[Collected data]
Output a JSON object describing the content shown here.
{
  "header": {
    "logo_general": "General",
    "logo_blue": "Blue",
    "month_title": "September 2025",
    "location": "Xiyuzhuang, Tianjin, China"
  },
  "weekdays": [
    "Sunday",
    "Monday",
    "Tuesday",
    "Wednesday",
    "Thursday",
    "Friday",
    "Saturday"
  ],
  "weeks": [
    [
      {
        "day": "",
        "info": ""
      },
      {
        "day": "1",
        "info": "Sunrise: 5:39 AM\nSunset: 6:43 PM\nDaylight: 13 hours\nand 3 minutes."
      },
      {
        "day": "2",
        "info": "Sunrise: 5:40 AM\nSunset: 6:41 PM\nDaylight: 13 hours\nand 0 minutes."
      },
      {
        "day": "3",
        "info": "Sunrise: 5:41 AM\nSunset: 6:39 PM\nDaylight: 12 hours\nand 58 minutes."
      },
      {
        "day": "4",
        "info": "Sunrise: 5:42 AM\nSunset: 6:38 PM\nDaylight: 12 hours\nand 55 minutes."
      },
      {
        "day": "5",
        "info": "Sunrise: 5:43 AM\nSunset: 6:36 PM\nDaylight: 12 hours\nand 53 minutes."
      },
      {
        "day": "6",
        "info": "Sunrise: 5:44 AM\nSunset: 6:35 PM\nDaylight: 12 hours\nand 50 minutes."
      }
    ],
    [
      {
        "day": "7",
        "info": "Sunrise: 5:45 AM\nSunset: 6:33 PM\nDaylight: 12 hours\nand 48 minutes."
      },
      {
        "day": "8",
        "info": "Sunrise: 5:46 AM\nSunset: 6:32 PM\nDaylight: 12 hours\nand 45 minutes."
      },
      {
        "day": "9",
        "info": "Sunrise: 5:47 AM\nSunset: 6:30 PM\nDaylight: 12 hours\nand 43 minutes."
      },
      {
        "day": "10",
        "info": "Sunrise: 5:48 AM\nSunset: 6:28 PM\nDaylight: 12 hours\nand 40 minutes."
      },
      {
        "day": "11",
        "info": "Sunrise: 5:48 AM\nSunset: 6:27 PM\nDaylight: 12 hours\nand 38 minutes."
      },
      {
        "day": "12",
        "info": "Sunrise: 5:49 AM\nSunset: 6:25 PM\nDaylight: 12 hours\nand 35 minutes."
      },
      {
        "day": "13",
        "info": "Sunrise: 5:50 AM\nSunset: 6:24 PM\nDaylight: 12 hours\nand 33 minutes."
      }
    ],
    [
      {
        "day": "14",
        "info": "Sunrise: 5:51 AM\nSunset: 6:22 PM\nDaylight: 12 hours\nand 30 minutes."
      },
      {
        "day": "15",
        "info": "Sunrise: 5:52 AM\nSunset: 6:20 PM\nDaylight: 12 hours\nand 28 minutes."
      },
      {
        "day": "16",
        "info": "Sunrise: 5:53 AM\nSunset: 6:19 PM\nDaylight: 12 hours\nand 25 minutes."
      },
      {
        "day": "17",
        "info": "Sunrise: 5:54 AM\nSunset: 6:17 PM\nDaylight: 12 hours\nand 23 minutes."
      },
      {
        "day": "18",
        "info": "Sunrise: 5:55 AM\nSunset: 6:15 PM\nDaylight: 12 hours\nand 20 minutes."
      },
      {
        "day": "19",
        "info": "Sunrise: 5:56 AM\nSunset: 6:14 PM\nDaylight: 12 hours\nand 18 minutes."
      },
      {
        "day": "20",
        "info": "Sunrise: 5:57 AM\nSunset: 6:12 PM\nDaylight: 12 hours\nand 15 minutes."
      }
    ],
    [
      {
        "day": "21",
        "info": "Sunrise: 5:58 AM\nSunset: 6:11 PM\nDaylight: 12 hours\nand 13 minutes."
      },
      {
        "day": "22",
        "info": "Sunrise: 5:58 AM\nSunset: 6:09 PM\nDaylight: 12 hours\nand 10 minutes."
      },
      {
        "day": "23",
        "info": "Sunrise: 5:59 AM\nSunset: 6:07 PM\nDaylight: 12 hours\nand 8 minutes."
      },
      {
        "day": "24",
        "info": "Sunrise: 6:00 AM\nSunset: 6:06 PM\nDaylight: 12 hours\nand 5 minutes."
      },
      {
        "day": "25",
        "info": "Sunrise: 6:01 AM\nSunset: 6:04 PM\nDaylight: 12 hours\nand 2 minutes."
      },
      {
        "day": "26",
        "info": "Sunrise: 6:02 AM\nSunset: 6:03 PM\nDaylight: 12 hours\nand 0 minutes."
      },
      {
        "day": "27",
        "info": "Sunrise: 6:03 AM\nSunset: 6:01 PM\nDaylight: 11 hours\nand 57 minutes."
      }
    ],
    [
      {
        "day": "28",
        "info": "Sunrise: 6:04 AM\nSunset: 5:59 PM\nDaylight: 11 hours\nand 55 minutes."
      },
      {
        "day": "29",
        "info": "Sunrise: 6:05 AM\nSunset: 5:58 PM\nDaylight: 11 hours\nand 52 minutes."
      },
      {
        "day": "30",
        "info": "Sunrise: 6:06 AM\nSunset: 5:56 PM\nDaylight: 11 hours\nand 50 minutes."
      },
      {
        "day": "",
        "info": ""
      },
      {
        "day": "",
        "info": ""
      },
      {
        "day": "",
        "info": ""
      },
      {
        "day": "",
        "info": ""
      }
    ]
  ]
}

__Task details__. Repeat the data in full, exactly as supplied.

__Result of this exercise__.
Output a JSON object describing the content shown here.
{
  "header": {
    "logo_general": "General",
    "logo_blue": "Blue",
    "month_title": "September 2025",
    "location": "Xiyuzhuang, Tianjin, China"
  },
  "weekdays": [
    "Sunday",
    "Monday",
    "Tuesday",
    "Wednesday",
    "Thursday",
    "Friday",
    "Saturday"
  ],
  "weeks": [
    [
      {
        "day": "",
        "info": ""
      },
      {
        "day": "1",
        "info": "Sunrise: 5:39 AM\nSunset: 6:43 PM\nDaylight: 13 hours\nand 3 minutes."
      },
      {
        "day": "2",
        "info": "Sunrise: 5:40 AM\nSunset: 6:41 PM\nDaylight: 13 hours\nand 0 minutes."
      },
      {
        "day": "3",
        "info": "Sunrise: 5:41 AM\nSunset: 6:39 PM\nDaylight: 12 hours\nand 58 minutes."
      },
      {
        "day": "4",
        "info": "Sunrise: 5:42 AM\nSunset: 6:38 PM\nDaylight: 12 hours\nand 55 minutes."
      },
      {
        "day": "5",
        "info": "Sunrise: 5:43 AM\nSunset: 6:36 PM\nDaylight: 12 hours\nand 53 minutes."
      },
      {
        "day": "6",
        "info": "Sunrise: 5:44 AM\nSunset: 6:35 PM\nDaylight: 12 hours\nand 50 minutes."
      }
    ],
    [
      {
        "day": "7",
        "info": "Sunrise: 5:45 AM\nSunset: 6:33 PM\nDaylight: 12 hours\nand 48 minutes."
      },
      {
        "day": "8",
        "info": "Sunrise: 5:46 AM\nSunset: 6:32 PM\nDaylight: 12 hours\nand 45 minutes."
      },
      {
        "day": "9",
        "info": "Sunrise: 5:47 AM\nSunset: 6:30 PM\nDaylight: 12 hours\nand 43 minutes."
      },
      {
        "day": "10",
        "info": "Sunrise: 5:48 AM\nSunset: 6:28 PM\nDaylight: 12 hours\nand 40 minutes."
      },
      {
        "day": "11",
        "info": "Sunrise: 5:48 AM\nSunset: 6:27 PM\nDaylight: 12 hours\nand 38 minutes."
      },
      {
        "day": "12",
        "info": "Sunrise: 5:49 AM\nSunset: 6:25 PM\nDaylight: 12 hours\nand 35 minutes."
      },
      {
        "day": "13",
        "info": "Sunrise: 5:50 AM\nSunset: 6:24 PM\nDaylight: 12 hours\nand 33 minutes."
      }
    ],
    [
      {
        "day": "14",
        "info": "Sunrise: 5:51 AM\nSunset: 6:22 PM\nDaylight: 12 hours\nand 30 minutes."
      },
      {
        "day": "15",
        "info": "Sunrise: 5:52 AM\nSunset: 6:20 PM\nDaylight: 12 hours\nand 28 minutes."
      },
      {
        "day": "16",
        "info": "Sunrise: 5:53 AM\nSunset: 6:19 PM\nDaylight: 12 hours\nand 25 minutes."
      },
      {
        "day": "17",
        "info": "Sunrise: 5:54 AM\nSunset: 6:17 PM\nDaylight: 12 hours\nand 23 minutes."
      },
      {
        "day": "18",
        "info": "Sunrise: 5:55 AM\nSunset: 6:15 PM\nDaylight: 12 hours\nand 20 minutes."
      },
      {
        "day": "19",
        "info": "Sunrise: 5:56 AM\nSunset: 6:14 PM\nDaylight: 12 hours\nand 18 minutes."
      },
      {
        "day": "20",
        "info": "Sunrise: 5:57 AM\nSunset: 6:12 PM\nDaylight: 12 hours\nand 15 minutes."
      }
    ],
    [
      {
        "day": "21",
        "info": "Sunrise: 5:58 AM\nSunset: 6:11 PM\nDaylight: 12 hours\nand 13 minutes."
      },
      {
        "day": "22",
        "info": "Sunrise: 5:58 AM\nSunset: 6:09 PM\nDaylight: 12 hours\nand 10 minutes."
      },
      {
        "day": "23",
        "info": "Sunrise: 5:59 AM\nSunset: 6:07 PM\nDaylight: 12 hours\nand 8 minutes."
      },
      {
        "day": "24",
        "info": "Sunrise: 6:00 AM\nSunset: 6:06 PM\nDaylight: 12 hours\nand 5 minutes."
      },
      {
        "day": "25",
        "info": "Sunrise: 6:01 AM\nSunset: 6:04 PM\nDaylight: 12 hours\nand 2 minutes."
      },
      {
        "day": "26",
        "info": "Sunrise: 6:02 AM\nSunset: 6:03 PM\nDaylight: 12 hours\nand 0 minutes."
      },
      {
        "day": "27",
        "info": "Sunrise: 6:03 AM\nSunset: 6:01 PM\nDaylight: 11 hours\nand 57 minutes."
      }
    ],
    [
      {
        "day": "28",
        "info": "Sunrise: 6:04 AM\nSunset: 5:59 PM\nDaylight: 11 hours\nand 55 minutes."
      },
      {
        "day": "29",
        "info": "Sunrise: 6:05 AM\nSunset: 5:58 PM\nDaylight: 11 hours\nand 52 minutes."
      },
      {
        "day": "30",
        "info": "Sunrise: 6:06 AM\nSunset: 5:56 PM\nDaylight: 11 hours\nand 50 minutes."
      },
      {
        "day": "",
        "info": ""
      },
      {
        "day": "",
        "info": ""
      },
      {
        "day": "",
        "info": ""
      },
      {
        "day": "",
        "info": ""
      }
    ]
  ]
}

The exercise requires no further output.